  4. 4. The game consists of two halves, each of 20 minutes, with a ten-minute break between halves. If scores are level at the allotted 40 minutes, there is a two-minute break followed by an extra period of five minutes of play. You cannot run with the ball - this is called travelling. Nor can you take more than one step while holding the ball. If you stop dribbling, the ball can only be moved by a pass or shot at the basket. If you start dribbling again, you will be penalized for double dribbling. Each team is allowed up to five substitutes, who must stay off the court until the coach decides to replace an on-court player (known as making a substitution). Substitutions may be made at time-outs, jump balls or when play is stopped for a foul. If they do decide to make such a substitution, their opponents can also make a substitution. Generally speaking, basketball is a non-contact game, although contact which gives no one an unfair advantage can occur. You must not hold, push, charge, trip or impede the progress of an opponent by using your arm, shoulder, hip or knee or by bending your body out of a normal position, or use any rough tactics. If you do, you will be charged with a personal foul.
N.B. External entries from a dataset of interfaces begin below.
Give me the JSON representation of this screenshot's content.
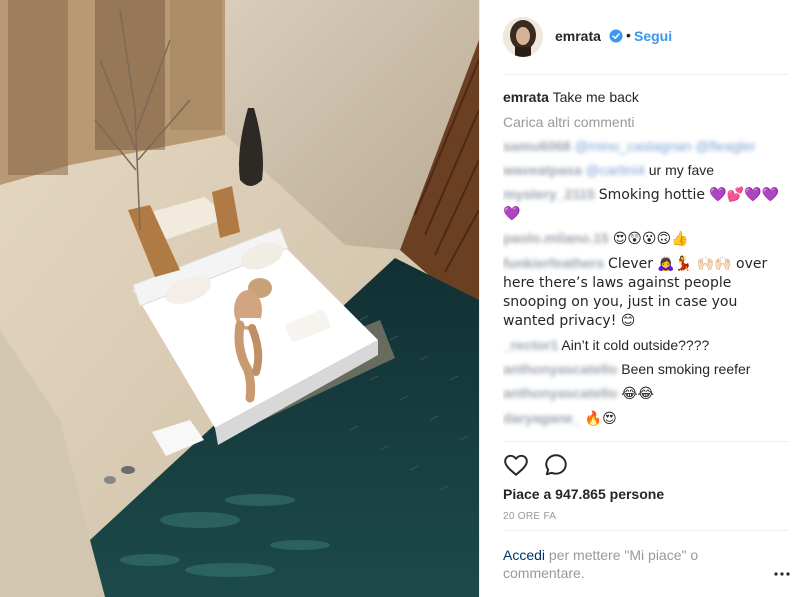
{
  "post": {
    "username": "emrata",
    "follow_label": "Segui",
    "separator": "•",
    "caption": {
      "username": "emrata",
      "text": "Take me back"
    },
    "load_more": "Carica altri commenti",
    "comments": [
      {
        "user": "samu6068",
        "text": "@mino_castagnan @fleagler",
        "blurred_text": true
      },
      {
        "user": "waveatpasa",
        "text": "@cartini4 ur my fave",
        "blurred_prefix": "@cartini4",
        "visible_text": "ur my fave"
      },
      {
        "user": "mystery_2115",
        "text": "Smoking hottie 💜💕💜💜💜"
      },
      {
        "user": "paolo.milano.15",
        "text": "😍😲😮🙃👍"
      },
      {
        "user": "funkierfeathers",
        "text": "Clever 🙇‍♀️💃 🙌🏻🙌🏻 over here there’s laws against people snooping on you, just in case you wanted privacy! 😊"
      },
      {
        "user": "_rector1",
        "text": "Ain’t it cold outside????"
      },
      {
        "user": "anthonyascatello",
        "text": "Been smoking reefer"
      },
      {
        "user": "anthonyascatello",
        "text": "😂😂"
      },
      {
        "user": "daryagane_",
        "text": "🔥😍"
      }
    ],
    "likes": "Piace a 947.865 persone",
    "timestamp": "20 ORE FA",
    "login_link": "Accedi",
    "login_text": "per mettere \"Mi piace\" o commentare.",
    "icons": {
      "verified": "verified-badge-icon",
      "like": "heart-icon",
      "comment": "comment-bubble-icon",
      "more": "more-options-icon"
    },
    "colors": {
      "follow": "#3897f0",
      "verified": "#3897f0",
      "link": "#003569",
      "muted": "#999999"
    }
  }
}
When there is contact, the referee makes a decision with the following basic principles in mind: · You must avoid contact in any possible way. · You are entitled to a normal empty position on the court as long as you don't cause contact in taking your court position. · If a contact foul occurs, the foul is caused by the player who is responsible for the contact. · The player causing the contact must not gain any advantage from it.